Table 3a. Methadone-related poisoning deaths in 1999-2005, ratio of deaths in 2005 to deaths in 1999, and crude death rates for 2005, by state — Number of methadone-related poisoning deaths
|1999||2000||2001||2002||2003||2004||2005||Ratio 2005:1999 2||Methadone deaths per 100,000 population, 2005|
|United States total||786||988||1,456||2,360||2,974||3,849||4,462||5.7||1.5|
|West Virginia3||7||8||38||76||68||106||60||Note 3||3.3|
Table 3b. Methadone-related poisoning deaths in 1999-2005, by state for states with fewer than 20 deaths in any of the years 2003-2005
|District of Columbia||0||1||0||3||10||5||9|
1 Underlying cause of death was selected as all poisoning, regardless of intent; methadone was listed on the death certificate as contributing to the death.
2 Interpret the U.S. ratio as follows: the number of deaths in the U.S. in 2005 was 5.7 times the number in 1999.
3 A significant number of deaths in West Virginia, including methadone deaths, were incorrectly classified in the 2005 final mortality file because they were still pending a final cause of death at the close of the data year.

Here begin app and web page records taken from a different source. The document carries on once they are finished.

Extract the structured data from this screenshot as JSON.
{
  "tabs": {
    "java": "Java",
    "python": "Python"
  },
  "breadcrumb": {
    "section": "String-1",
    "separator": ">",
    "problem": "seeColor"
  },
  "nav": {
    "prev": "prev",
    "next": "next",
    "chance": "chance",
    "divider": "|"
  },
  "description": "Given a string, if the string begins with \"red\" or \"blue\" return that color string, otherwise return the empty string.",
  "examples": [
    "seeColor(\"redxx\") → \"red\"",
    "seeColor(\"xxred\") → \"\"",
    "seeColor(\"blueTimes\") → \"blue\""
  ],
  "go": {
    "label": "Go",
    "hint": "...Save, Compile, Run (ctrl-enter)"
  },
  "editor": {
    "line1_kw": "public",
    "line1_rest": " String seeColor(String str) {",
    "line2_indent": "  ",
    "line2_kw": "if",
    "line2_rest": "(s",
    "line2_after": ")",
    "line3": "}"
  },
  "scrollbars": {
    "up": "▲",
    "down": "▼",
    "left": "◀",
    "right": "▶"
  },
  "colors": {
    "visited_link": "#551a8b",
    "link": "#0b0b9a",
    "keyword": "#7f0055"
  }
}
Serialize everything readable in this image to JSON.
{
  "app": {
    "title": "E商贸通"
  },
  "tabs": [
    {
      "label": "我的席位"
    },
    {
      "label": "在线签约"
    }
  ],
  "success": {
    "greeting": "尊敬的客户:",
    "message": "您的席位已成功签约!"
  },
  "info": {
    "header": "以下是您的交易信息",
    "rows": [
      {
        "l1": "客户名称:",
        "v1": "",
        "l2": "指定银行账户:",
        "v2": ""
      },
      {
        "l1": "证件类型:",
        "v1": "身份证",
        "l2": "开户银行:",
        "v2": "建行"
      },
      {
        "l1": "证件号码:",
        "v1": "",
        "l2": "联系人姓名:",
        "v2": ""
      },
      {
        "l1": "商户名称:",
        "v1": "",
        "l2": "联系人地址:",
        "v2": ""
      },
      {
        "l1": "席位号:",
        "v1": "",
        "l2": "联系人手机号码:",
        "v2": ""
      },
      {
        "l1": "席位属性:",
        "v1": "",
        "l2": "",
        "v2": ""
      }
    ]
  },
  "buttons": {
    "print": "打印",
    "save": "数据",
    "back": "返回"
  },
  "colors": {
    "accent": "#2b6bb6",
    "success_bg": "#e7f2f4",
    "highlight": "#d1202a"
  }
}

Thus, the downturn shown for West Virginia is not based on the state’s final numbers.
NOTE: An unquantifiable proportion of the increase in methadone deaths is due to improvements in data collection and processing, particularly between 2001 and 2002.
SOURCE: CDC/NCHS, National Vital Statistics System.